The upgrades aim to create precision targeting for the airborne B-61, and provide adjustable nuclear yields that could, in theory, make nuclear bombs a more practical weapon. These developments violate the Obama administration’s pledge to rein in nuclear proliferation.
"Military officials argue that, for example, the B-61 does not have new military capabilities, because any of the things it can do can currently be done with other nuclear weapons," Kristensen says.
"But that’s sort of a very, very lax form of analysis, because this is a weapon that will be the first guided, nuclear, gravity bomb in the US arsenal. The US doesn’t have one, currently, in its stockpile. So there, in and of itself, is clearly a new military capability."
Washington’s nuclear upgrades are the latest sign of renewed Cold War tensions.
"Certainly from 2005 and onward, relations started to, if not sour, then certainly complicate, between the United States and Russia, and since then it’s really gone south," he says.
"What we’re hearing now is language from both sides that talk about the relationship as an official adversarial relationship.

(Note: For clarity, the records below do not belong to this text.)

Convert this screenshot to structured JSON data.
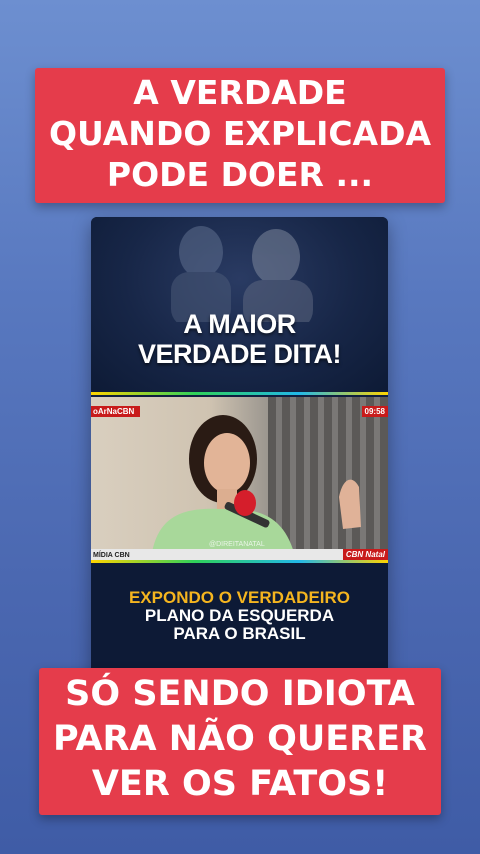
{
  "top_banner": {
    "lines": [
      "A VERDADE",
      "QUANDO EXPLICADA",
      "PODE DOER ..."
    ]
  },
  "card": {
    "headline": [
      "A MAIOR",
      "VERDADE DITA!"
    ],
    "video": {
      "tag_left": "oArNaCBN",
      "clock": "09:58",
      "lower_left": "MÍDIA CBN",
      "watermark": "@DIREITANATAL",
      "lower_right": "CBN Natal"
    },
    "caption": {
      "line1": "EXPONDO O VERDADEIRO",
      "line2": "PLANO DA ESQUERDA",
      "line3": "PARA O BRASIL"
    }
  },
  "bottom_banner": {
    "lines": [
      "SÓ SENDO IDIOTA",
      "PARA NÃO QUERER",
      "VER OS FATOS!"
    ]
  },
  "colors": {
    "banner_red": "#e53c4b",
    "caption_yellow": "#f5b51f",
    "card_navy": "#0f1e3f",
    "cbn_red": "#c81b1b"
  }
}
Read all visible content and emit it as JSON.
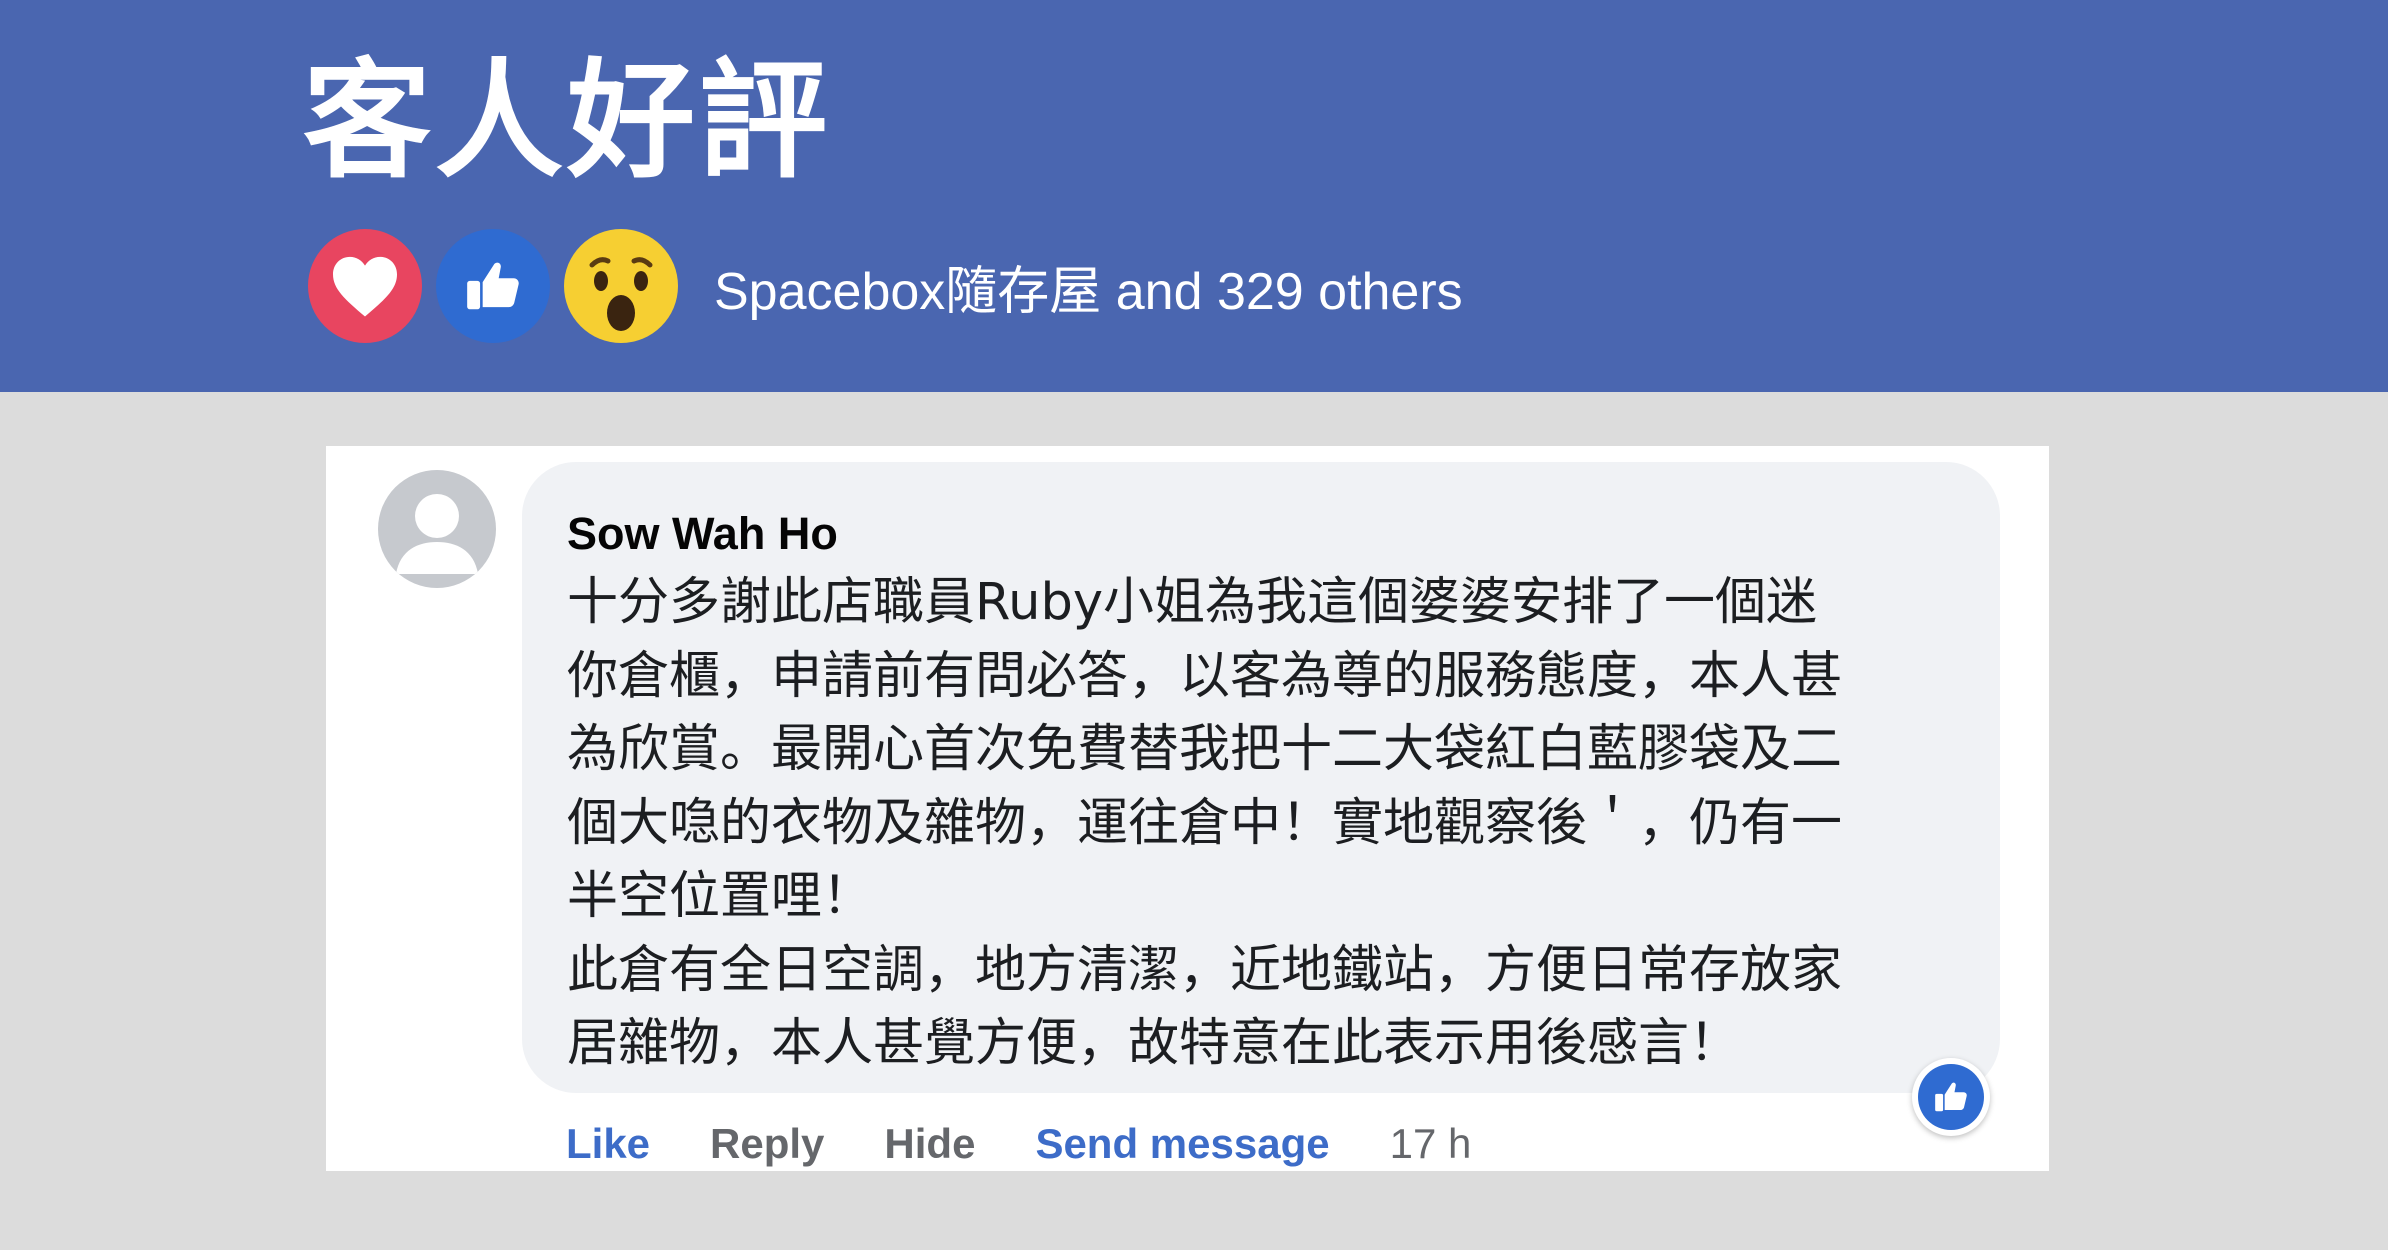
{
  "header": {
    "title": "客人好評",
    "reactions": {
      "icons": [
        "heart-icon",
        "thumbs-up-icon",
        "wow-face-icon"
      ],
      "summary": "Spacebox隨存屋 and  329 others"
    }
  },
  "comment": {
    "author": "Sow Wah Ho",
    "lines": [
      "十分多謝此店職員Ruby小姐為我這個婆婆安排了一個迷",
      "你倉櫃，申請前有問必答，以客為尊的服務態度，本人甚",
      "為欣賞。最開心首次免費替我把十二大袋紅白藍膠袋及二",
      "個大喼的衣物及雜物，運往倉中！實地觀察後＇，仍有一",
      "半空位置哩！",
      "此倉有全日空調，地方清潔，近地鐵站，方便日常存放家",
      "居雜物，本人甚覺方便，故特意在此表示用後感言！"
    ],
    "actions": {
      "like": "Like",
      "reply": "Reply",
      "hide": "Hide",
      "send_message": "Send message",
      "time": "17 h"
    }
  },
  "colors": {
    "header_bg": "#4a66b0",
    "page_bg": "#dcdcdc",
    "bubble_bg": "#f0f2f5",
    "link_blue": "#3d6cc8",
    "like_blue": "#2f6bd1",
    "love_red": "#e84560",
    "wow_yellow": "#f6cf32"
  }
}
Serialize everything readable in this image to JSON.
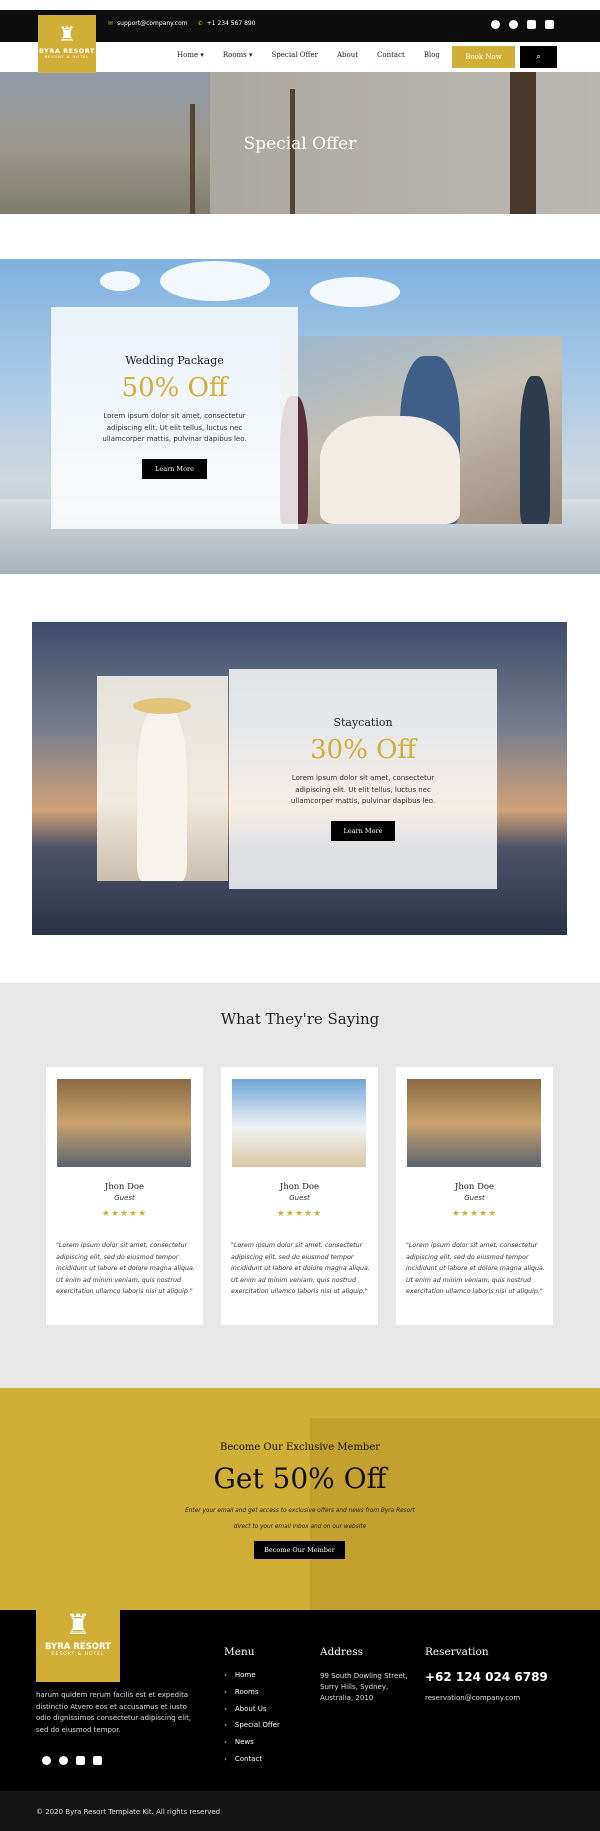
{
  "topbar": {
    "email": "support@company.com",
    "phone": "+1 234 567 890"
  },
  "logo": {
    "mark": "♜",
    "name": "BYRA RESORT",
    "sub": "RESORT & HOTEL"
  },
  "nav": {
    "items": [
      "Home ▾",
      "Rooms ▾",
      "Special Offer",
      "About",
      "Contact",
      "Blog"
    ],
    "book": "Book Now",
    "search_icon": "⌕"
  },
  "hero": {
    "title": "Special Offer"
  },
  "offers": [
    {
      "title": "Wedding Package",
      "discount": "50% Off",
      "text": "Lorem ipsum dolor sit amet, consectetur adipiscing elit. Ut elit tellus, luctus nec ullamcorper mattis, pulvinar dapibus leo.",
      "button": "Learn More"
    },
    {
      "title": "Staycation",
      "discount": "30% Off",
      "text": "Lorem ipsum dolor sit amet, consectetur adipiscing elit. Ut elit tellus, luctus nec ullamcorper mattis, pulvinar dapibus leo.",
      "button": "Learn More"
    }
  ],
  "testimonials": {
    "heading": "What They're Saying",
    "items": [
      {
        "name": "Jhon Doe",
        "role": "Guest",
        "stars": "★★★★★",
        "quote": "\"Lorem ipsum dolor sit amet, consectetur adipiscing elit, sed do eiusmod tempor incididunt ut labore et dolore magna aliqua. Ut enim ad minim veniam, quis nostrud exercitation ullamco laboris nisi ut aliquip.\""
      },
      {
        "name": "Jhon Doe",
        "role": "Guest",
        "stars": "★★★★★",
        "quote": "\"Lorem ipsum dolor sit amet, consectetur adipiscing elit, sed do eiusmod tempor incididunt ut labore et dolore magna aliqua. Ut enim ad minim veniam, quis nostrud exercitation ullamco laboris nisi ut aliquip.\""
      },
      {
        "name": "Jhon Doe",
        "role": "Guest",
        "stars": "★★★★★",
        "quote": "\"Lorem ipsum dolor sit amet, consectetur adipiscing elit, sed do eiusmod tempor incididunt ut labore et dolore magna aliqua. Ut enim ad minim veniam, quis nostrud exercitation ullamco laboris nisi ut aliquip.\""
      }
    ]
  },
  "member": {
    "kicker": "Become Our Exclusive Member",
    "headline": "Get 50% Off",
    "desc": "Enter your email and get access to exclusive offers and news from Byra Resort direct to your email inbox and on our website",
    "button": "Become Our Member"
  },
  "footer": {
    "about": "harum quidem rerum facilis est et expedita distinctio Atvero eos et accusamus et iusto odio dignissimos consectetur adipiscing elit, sed do eiusmod tempor.",
    "menu_heading": "Menu",
    "menu": [
      "Home",
      "Rooms",
      "About Us",
      "Special Offer",
      "News",
      "Contact"
    ],
    "address_heading": "Address",
    "address": "99 South Dowling Street, Surry Hills, Sydney, Australia, 2010",
    "reservation_heading": "Reservation",
    "phone": "+62 124 024 6789",
    "email": "reservation@company.com",
    "copyright": "© 2020 Byra Resort Template Kit. All rights reserved"
  },
  "colors": {
    "accent": "#d1ae36",
    "dark": "#000000",
    "light_bg": "#e8e8e8"
  }
}
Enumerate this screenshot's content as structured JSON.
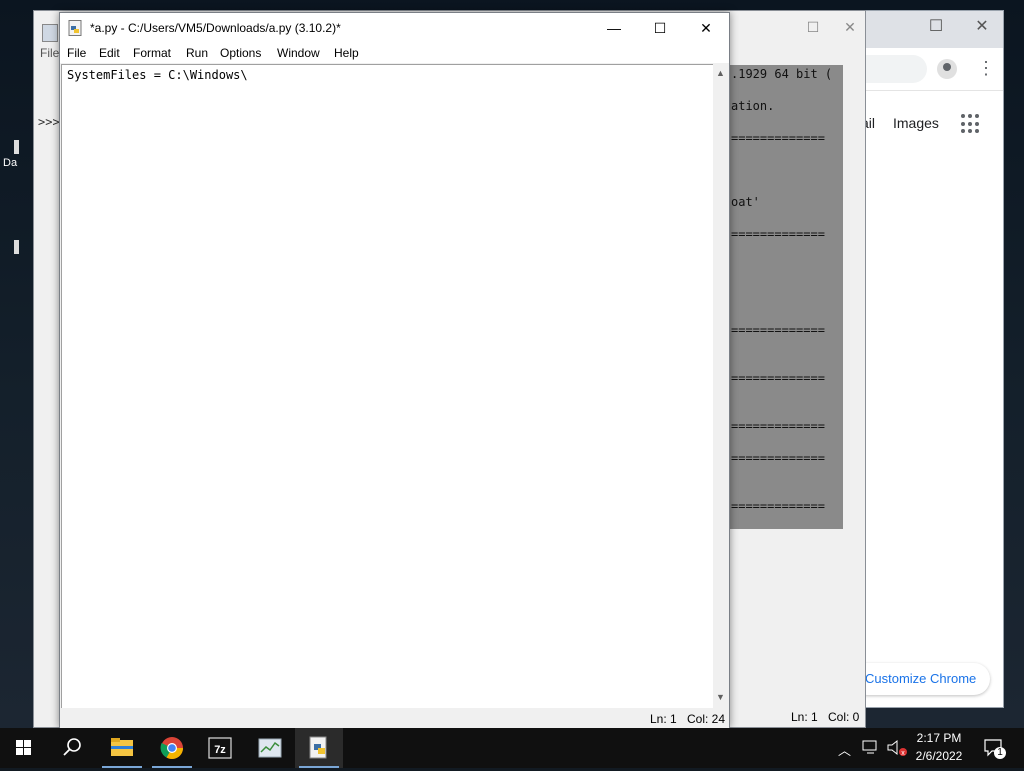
{
  "desktop": {
    "icon_labels": [
      "Da"
    ]
  },
  "chrome": {
    "gmail_partial": "ail",
    "images": "Images",
    "customize": "Customize Chrome",
    "minimize": "—",
    "maximize": "☐",
    "close": "✕"
  },
  "shell": {
    "menu_partial": "File",
    "prompt": ">>>",
    "output_lines": [
      ".1929 64 bit (",
      "ation.",
      "=============",
      "oat'",
      "=============",
      "=============",
      "=============",
      "=============",
      "=============",
      "============="
    ],
    "status_ln": "Ln: 1",
    "status_col": "Col: 0"
  },
  "editor": {
    "title": "*a.py - C:/Users/VM5/Downloads/a.py (3.10.2)*",
    "menus": [
      "File",
      "Edit",
      "Format",
      "Run",
      "Options",
      "Window",
      "Help"
    ],
    "code": "SystemFiles = C:\\Windows\\",
    "status_ln": "Ln: 1",
    "status_col": "Col: 24",
    "minimize": "—",
    "maximize": "☐",
    "close": "✕"
  },
  "taskbar": {
    "items": [
      "start-button",
      "search-icon",
      "file-explorer-icon",
      "chrome-icon",
      "7zip-icon",
      "task-manager-icon",
      "python-idle-icon"
    ],
    "time": "2:17 PM",
    "date": "2/6/2022",
    "notification_count": "1"
  }
}
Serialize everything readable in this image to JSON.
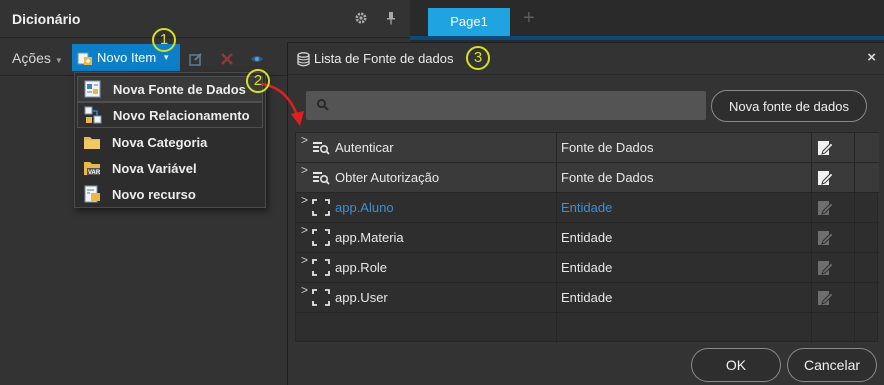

With that comes adjustments in military strategies."
While the late-20th century Cold War arms race was about parity, and a means to keep nuclear stockpiles in check, America’s current efforts are going relatively unchallenged.
"We have to be mindful and careful that we’re not creating new security situations where we can have a conflict spiraling out of control and relatively rapidly get to the level of threatening nuclear use."